The mission of Matthew 24:14 flows out of the nature of the message. If the message is one of blessing for all the peoples of the world, then the universal mission is mandated by the essence of that message. As Ladd noted, "This verse is one of the most important in all the Word of God to ascertain the meaning and purpose in human history" (p. 130). Ladd goes on to assert that the heavenly book which will expound the meaning of human history will be entitled The Preparation for and the Extension of the Gospel among the Nations (pp. 133-34). This is both the meaning of history and the mission of the Church. To give ourselves whole-heartedly to anything else is to miss the essence of both!
The motive for preaching the gospel of the kingdom to all peoples also is given in Matthew 24:14: "and then the end shall come." When will Jesus Christ return to complete His kingdom on earth? We do not know the time, nor should we speculate about it. What we do know is that our motive for taking our message and fulfilling our mission is His return. When the Church has finished her task of evangelizing All The Peoples of the world, then Christ will come again. Is He coming soon? He will if we are fully obedient to His command to take the gospel to All The People Groups on the face of the earth.
So, what are the implications for us at this timely juncture in human history? I suggest that there are two very significant applications we could make. The first is that we must continue to undergird all that we have been doing in the modern missionary enterprise for the last two hundred years. We must stay this course and continue to disciple all those peoples who have heard the gospel and who are in various stages of responding in obedient discipleship to Jesus Christ. To be obedient ourselves involves fostering not just converts, but robust followers of Christ--disciples, as the Great Commission mandates.

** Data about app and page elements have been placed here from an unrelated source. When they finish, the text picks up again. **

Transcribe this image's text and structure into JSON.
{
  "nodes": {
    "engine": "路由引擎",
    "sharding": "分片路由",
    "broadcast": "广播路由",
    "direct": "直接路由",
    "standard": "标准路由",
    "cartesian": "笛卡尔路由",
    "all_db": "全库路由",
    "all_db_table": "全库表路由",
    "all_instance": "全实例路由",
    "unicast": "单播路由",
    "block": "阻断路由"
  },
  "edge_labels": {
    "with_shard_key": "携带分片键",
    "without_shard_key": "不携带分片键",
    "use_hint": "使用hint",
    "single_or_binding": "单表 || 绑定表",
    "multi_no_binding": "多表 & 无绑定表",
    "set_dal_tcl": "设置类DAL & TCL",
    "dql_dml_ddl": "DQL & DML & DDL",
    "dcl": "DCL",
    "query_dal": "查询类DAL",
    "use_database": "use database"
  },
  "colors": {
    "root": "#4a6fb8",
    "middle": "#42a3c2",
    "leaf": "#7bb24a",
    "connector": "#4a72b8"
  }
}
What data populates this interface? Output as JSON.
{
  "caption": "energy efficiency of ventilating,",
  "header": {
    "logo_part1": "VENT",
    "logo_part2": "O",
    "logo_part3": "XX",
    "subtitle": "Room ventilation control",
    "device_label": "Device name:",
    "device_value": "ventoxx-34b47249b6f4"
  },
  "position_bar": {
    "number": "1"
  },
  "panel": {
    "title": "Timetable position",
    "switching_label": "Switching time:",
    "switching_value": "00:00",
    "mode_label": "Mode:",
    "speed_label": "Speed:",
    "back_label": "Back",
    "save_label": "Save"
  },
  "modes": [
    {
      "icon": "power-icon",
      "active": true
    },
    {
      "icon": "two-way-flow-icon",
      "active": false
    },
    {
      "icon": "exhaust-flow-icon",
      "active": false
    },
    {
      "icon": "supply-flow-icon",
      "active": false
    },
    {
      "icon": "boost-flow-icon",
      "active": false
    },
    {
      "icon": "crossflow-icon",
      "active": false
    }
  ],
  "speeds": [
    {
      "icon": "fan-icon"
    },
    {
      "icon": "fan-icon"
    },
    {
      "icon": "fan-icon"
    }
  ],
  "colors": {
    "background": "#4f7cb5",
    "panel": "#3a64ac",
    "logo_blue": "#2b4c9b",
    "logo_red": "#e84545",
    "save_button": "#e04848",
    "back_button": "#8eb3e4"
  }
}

Secondly, we must additionally support the new emphasis on frontier missions that is focused on those Unreached People Groups that were not being reached by many of our past efforts. These new missions and new initiatives by older missions are helping us take seriously Jesus' desire to preach the gospel to All The Peoples of the world. Without this complementary effort, we may lapse into disobedience to our Lord's command for universal penetration of all the world's people groups. In other words, it is a both/and approach to missions that continues to deepen and enrich our traditional efforts and to underscore enthusiastically our new efforts. Of course, this places greater strain on both our faith and our resources. But do we really have the option of doing otherwise if we are to obey the King's final command and to hasten His return in Messianic glory? We must be fully focused on proclaiming the gospel to ALL PEOPLES!